_Work instruction_: Omitting all images, give the entries that follow again exactly as they read.

_Input_:
------------

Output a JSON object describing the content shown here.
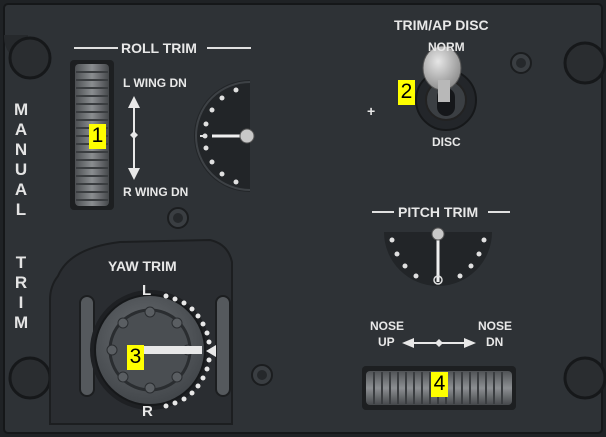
{
  "panel_title": [
    "M",
    "A",
    "N",
    "U",
    "A",
    "L",
    "",
    "T",
    "R",
    "I",
    "M"
  ],
  "roll_trim": {
    "title": "ROLL TRIM",
    "up_label": "L WING DN",
    "down_label": "R WING DN"
  },
  "yaw_trim": {
    "title": "YAW TRIM",
    "left_label": "L",
    "right_label": "R"
  },
  "disc_switch": {
    "title": "TRIM/AP DISC",
    "top_label": "NORM",
    "bottom_label": "DISC",
    "plus_label": "+"
  },
  "pitch_trim": {
    "title": "PITCH TRIM",
    "left_top": "NOSE",
    "left_bottom": "UP",
    "right_top": "NOSE",
    "right_bottom": "DN"
  },
  "callouts": [
    "1",
    "2",
    "3",
    "4"
  ],
  "colors": {
    "panel": "#2e3236",
    "text": "#e8e8e8",
    "callout": "#ffff00"
  }
}
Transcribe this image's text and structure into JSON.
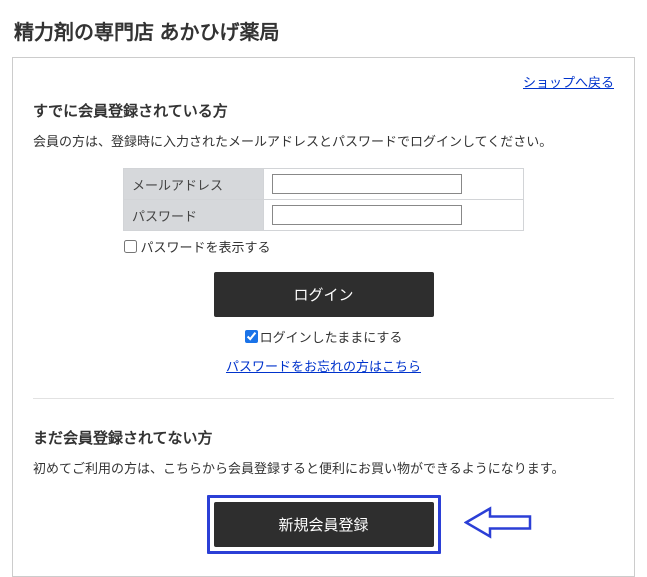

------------

_Your response_:
Output a JSON object describing the content shown here.
{
  "panel_title": [
    "M",
    "A",
    "N",
    "U",
    "A",
    "L",
    "",
    "T",
    "R",
    "I",
    "M"
  ],
  "roll_trim": {
    "title": "ROLL TRIM",
    "up_label": "L WING DN",
    "down_label": "R WING DN"
  },
  "yaw_trim": {
    "title": "YAW TRIM",
    "left_label": "L",
    "right_label": "R"
  },
  "disc_switch": {
    "title": "TRIM/AP DISC",
    "top_label": "NORM",
    "bottom_label": "DISC",
    "plus_label": "+"
  },
  "pitch_trim": {
    "title": "PITCH TRIM",
    "left_top": "NOSE",
    "left_bottom": "UP",
    "right_top": "NOSE",
    "right_bottom": "DN"
  },
  "callouts": [
    "1",
    "2",
    "3",
    "4"
  ],
  "colors": {
    "panel": "#2e3236",
    "text": "#e8e8e8",
    "callout": "#ffff00"
  }
}
Transcribe this image's text and structure into JSON.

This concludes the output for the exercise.